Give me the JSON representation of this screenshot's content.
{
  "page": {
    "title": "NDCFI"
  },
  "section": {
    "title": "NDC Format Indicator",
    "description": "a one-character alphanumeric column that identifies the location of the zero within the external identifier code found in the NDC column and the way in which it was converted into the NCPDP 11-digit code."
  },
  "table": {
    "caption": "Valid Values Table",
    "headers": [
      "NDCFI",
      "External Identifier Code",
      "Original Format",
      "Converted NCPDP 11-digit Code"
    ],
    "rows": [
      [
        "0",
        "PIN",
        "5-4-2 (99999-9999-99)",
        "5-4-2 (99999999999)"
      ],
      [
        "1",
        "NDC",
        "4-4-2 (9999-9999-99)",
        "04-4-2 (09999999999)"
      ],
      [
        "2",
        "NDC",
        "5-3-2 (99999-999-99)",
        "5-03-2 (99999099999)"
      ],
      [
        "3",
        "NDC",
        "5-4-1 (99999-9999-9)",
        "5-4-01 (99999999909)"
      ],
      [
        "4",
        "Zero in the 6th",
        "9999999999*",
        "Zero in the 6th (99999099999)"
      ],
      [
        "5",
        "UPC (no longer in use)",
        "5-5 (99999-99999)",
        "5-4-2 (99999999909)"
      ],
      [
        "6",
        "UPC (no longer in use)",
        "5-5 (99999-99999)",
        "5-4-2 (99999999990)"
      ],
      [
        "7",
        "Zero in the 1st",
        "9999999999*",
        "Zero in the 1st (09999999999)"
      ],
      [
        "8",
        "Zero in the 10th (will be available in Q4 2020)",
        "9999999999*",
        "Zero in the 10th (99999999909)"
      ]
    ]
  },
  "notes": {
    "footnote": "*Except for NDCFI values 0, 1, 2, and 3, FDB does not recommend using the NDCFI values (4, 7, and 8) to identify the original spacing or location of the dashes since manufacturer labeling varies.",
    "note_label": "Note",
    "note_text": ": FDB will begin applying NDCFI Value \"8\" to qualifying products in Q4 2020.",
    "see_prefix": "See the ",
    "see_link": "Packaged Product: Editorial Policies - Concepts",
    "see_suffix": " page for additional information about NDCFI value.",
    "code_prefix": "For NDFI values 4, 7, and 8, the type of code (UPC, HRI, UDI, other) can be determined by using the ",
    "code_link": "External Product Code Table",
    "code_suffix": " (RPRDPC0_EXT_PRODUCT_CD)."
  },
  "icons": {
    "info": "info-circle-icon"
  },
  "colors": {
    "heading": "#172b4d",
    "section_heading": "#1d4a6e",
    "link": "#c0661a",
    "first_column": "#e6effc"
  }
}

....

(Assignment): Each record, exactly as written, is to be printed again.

(Your response):
Give me the JSON representation of this screenshot's content.
{
  "page": {
    "title": "NDCFI"
  },
  "section": {
    "title": "NDC Format Indicator",
    "description": "a one-character alphanumeric column that identifies the location of the zero within the external identifier code found in the NDC column and the way in which it was converted into the NCPDP 11-digit code."
  },
  "table": {
    "caption": "Valid Values Table",
    "headers": [
      "NDCFI",
      "External Identifier Code",
      "Original Format",
      "Converted NCPDP 11-digit Code"
    ],
    "rows": [
      [
        "0",
        "PIN",
        "5-4-2 (99999-9999-99)",
        "5-4-2 (99999999999)"
      ],
      [
        "1",
        "NDC",
        "4-4-2 (9999-9999-99)",
        "04-4-2 (09999999999)"
      ],
      [
        "2",
        "NDC",
        "5-3-2 (99999-999-99)",
        "5-03-2 (99999099999)"
      ],
      [
        "3",
        "NDC",
        "5-4-1 (99999-9999-9)",
        "5-4-01 (99999999909)"
      ],
      [
        "4",
        "Zero in the 6th",
        "9999999999*",
        "Zero in the 6th (99999099999)"
      ],
      [
        "5",
        "UPC (no longer in use)",
        "5-5 (99999-99999)",
        "5-4-2 (99999999909)"
      ],
      [
        "6",
        "UPC (no longer in use)",
        "5-5 (99999-99999)",
        "5-4-2 (99999999990)"
      ],
      [
        "7",
        "Zero in the 1st",
        "9999999999*",
        "Zero in the 1st (09999999999)"
      ],
      [
        "8",
        "Zero in the 10th (will be available in Q4 2020)",
        "9999999999*",
        "Zero in the 10th (99999999909)"
      ]
    ]
  },
  "notes": {
    "footnote": "*Except for NDCFI values 0, 1, 2, and 3, FDB does not recommend using the NDCFI values (4, 7, and 8) to identify the original spacing or location of the dashes since manufacturer labeling varies.",
    "note_label": "Note",
    "note_text": ": FDB will begin applying NDCFI Value \"8\" to qualifying products in Q4 2020.",
    "see_prefix": "See the ",
    "see_link": "Packaged Product: Editorial Policies - Concepts",
    "see_suffix": " page for additional information about NDCFI value.",
    "code_prefix": "For NDFI values 4, 7, and 8, the type of code (UPC, HRI, UDI, other) can be determined by using the ",
    "code_link": "External Product Code Table",
    "code_suffix": " (RPRDPC0_EXT_PRODUCT_CD)."
  },
  "icons": {
    "info": "info-circle-icon"
  },
  "colors": {
    "heading": "#172b4d",
    "section_heading": "#1d4a6e",
    "link": "#c0661a",
    "first_column": "#e6effc"
  }
}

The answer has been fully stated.